To prove the silliness of this kind of procedure, check out what happened next during the *DRUG LOCKDOWN*.I needed to go—I had a gig—and I was absolutely unwilling to play by their silly drug lockdown rules.What was I going to tell the conductor when I showed up to my gig late?That I was locked in a high school classroom while the drug dogs finished patrolling the 1500 cars in the parking lot?I would absolutely not allow my professionalism to be tarnished by something so trivial.
So I just left. I walked right out the front door past the drug sniffing dogs in the hallways. Near my car I ran into another team of guys with dogs, and I said,
“Uh, I don’t work here.I’ve got to go.”
They said, “Ok.”
And I took off.
What kind of security is that? I had no identification and was parked with all of the students. And while I wouldn’t go so far as to say that I look like a drug dealer, I do have some sort of an unwholesome hippy vibe to my appearance. If the drug enforcement squad were to suspect anybody, why not at least suspect the weird-looking, long-haired hippy guy leaving the school with a BIG BAG and no identification?
I told the orchestra director later that week about the whole incident (my horrific conducting, the “we’re….violas!” comment, and my easy escape from the school), and we both had a good laugh. He agreed—why did they let me go without any fuss at all? What do those *DRUG LOCKDOWN* states achieve except to let the high schoolers know that Big Brother is watching them at all times and doesn’t trust them, so they’d better look out?

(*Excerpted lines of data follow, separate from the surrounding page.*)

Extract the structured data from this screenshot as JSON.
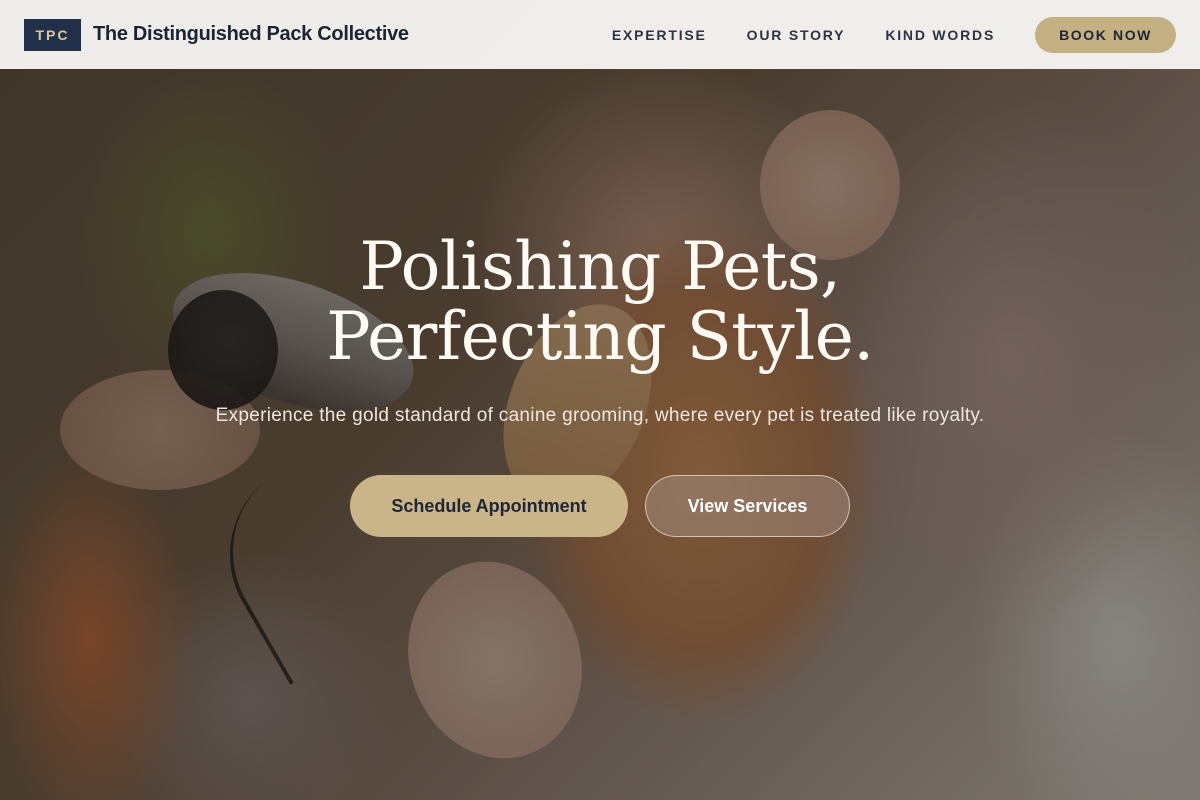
{
  "header": {
    "logo_badge": "TPC",
    "brand_name": "The Distinguished Pack Collective",
    "nav": [
      "EXPERTISE",
      "OUR STORY",
      "KIND WORDS"
    ],
    "cta": "BOOK NOW"
  },
  "hero": {
    "headline_line1": "Polishing Pets,",
    "headline_line2": "Perfecting Style.",
    "subtitle": "Experience the gold standard of canine grooming, where every pet is treated like royalty.",
    "primary_cta": "Schedule Appointment",
    "secondary_cta": "View Services"
  },
  "colors": {
    "navy": "#23304a",
    "gold": "#c5b083",
    "header_bg": "#f7f5f2"
  }
}
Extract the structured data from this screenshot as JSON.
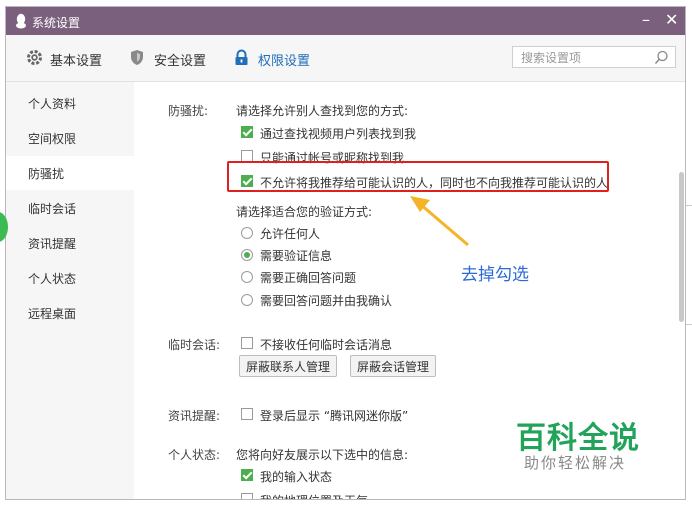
{
  "window": {
    "title": "系统设置",
    "minimize": "–",
    "close": "✕"
  },
  "tabs": [
    {
      "label": "基本设置",
      "icon": "gear-icon"
    },
    {
      "label": "安全设置",
      "icon": "shield-icon"
    },
    {
      "label": "权限设置",
      "icon": "lock-icon",
      "active": true
    }
  ],
  "search": {
    "placeholder": "搜索设置项"
  },
  "sidebar": {
    "items": [
      {
        "label": "个人资料"
      },
      {
        "label": "空间权限"
      },
      {
        "label": "防骚扰",
        "active": true
      },
      {
        "label": "临时会话"
      },
      {
        "label": "资讯提醒"
      },
      {
        "label": "个人状态"
      },
      {
        "label": "远程桌面"
      }
    ]
  },
  "antiharass": {
    "label": "防骚扰:",
    "prompt": "请选择允许别人查找到您的方式:",
    "options": [
      {
        "label": "通过查找视频用户列表找到我",
        "checked": true
      },
      {
        "label": "只能通过帐号或昵称找到我",
        "checked": false
      },
      {
        "label": "不允许将我推荐给可能认识的人，同时也不向我推荐可能认识的人",
        "checked": true
      }
    ],
    "verify_prompt": "请选择适合您的验证方式:",
    "verify_options": [
      {
        "label": "允许任何人",
        "selected": false
      },
      {
        "label": "需要验证信息",
        "selected": true
      },
      {
        "label": "需要正确回答问题",
        "selected": false
      },
      {
        "label": "需要回答问题并由我确认",
        "selected": false
      }
    ]
  },
  "temp_chat": {
    "label": "临时会话:",
    "option": {
      "label": "不接收任何临时会话消息",
      "checked": false
    },
    "btn_contacts": "屏蔽联系人管理",
    "btn_sessions": "屏蔽会话管理"
  },
  "news": {
    "label": "资讯提醒:",
    "option": {
      "label": "登录后显示 “腾讯网迷你版”",
      "checked": false
    }
  },
  "status": {
    "label": "个人状态:",
    "prompt": "您将向好友展示以下选中的信息:",
    "options": [
      {
        "label": "我的输入状态",
        "checked": true
      },
      {
        "label": "我的地理位置及天气",
        "checked": false
      }
    ]
  },
  "annotation": {
    "text": "去掉勾选",
    "color": "#2c6bd6"
  },
  "watermark": {
    "title": "百科全说",
    "subtitle": "助你轻松解决"
  },
  "colors": {
    "titlebar": "#7b607e",
    "accent": "#1f6fb9",
    "check": "#4cae4c",
    "highlight": "#e02020"
  }
}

Hey, kids! Big Brother’s coming for your drugs! But don’t worry, you can just slip them to the bass teacher—he always gets away without a scratch.